Form and Content
Afternoon of the Elves is that rarity in children’s literature—a delicate and complex psychological study of characters and relationships presented in a swift-moving, lively, and intriguing plot. The story focuses on the friendship between the sweet but unremarkable Hilary and Sara-Kate, whose unkempt appearance, temperamental personality, and mysterious family background have made her a social outcast at the suburban school that they both attend. Through her stories of elves and elfin ways, Sara-Kate introduces Hilary to the world of fantasy and magic; through her mercurial moods and secretive ways, she gives Hilary a glimpse of the ambiguities of human nature. When Sara-Kate’s tragic family circumstances are revealed, she opens Hilary’s eyes to the world beyond Hilary’s own carefully controlled and circumscribed family life.

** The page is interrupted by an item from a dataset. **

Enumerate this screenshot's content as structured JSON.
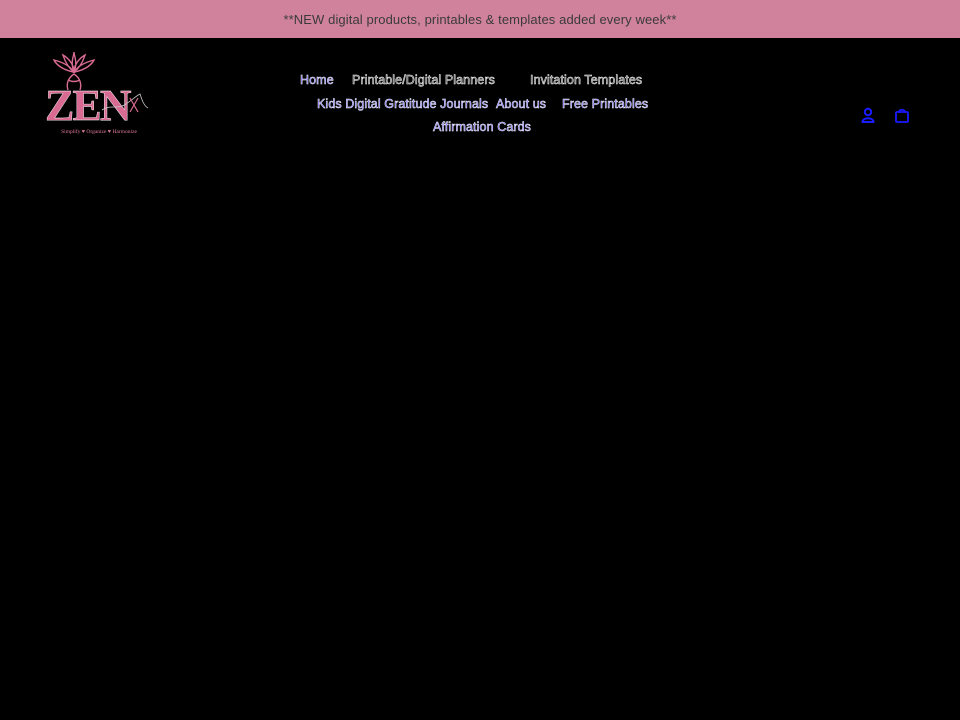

Sara-Kate initiates the friendship by inviting Hilary, her next-door neighbor, to look at an “elf village”—a collection of tiny houses made from sticks and leaves in a corner of her backyard. Hilary is immediately intrigued and listens eagerly to Sara-Kate’s explanations of how the elves live. Hilary’s two best friends, Jane and Alison, frown on this new friendship. They mock Sara-Kate’s shabby clothes and scoff at the talk of elves. Hilary’s highly conventional parents also express uneasiness at their daughter spending time in her new friend’s junk-strewn, poison ivy-infested backyard.
(The entire section is 536 words.)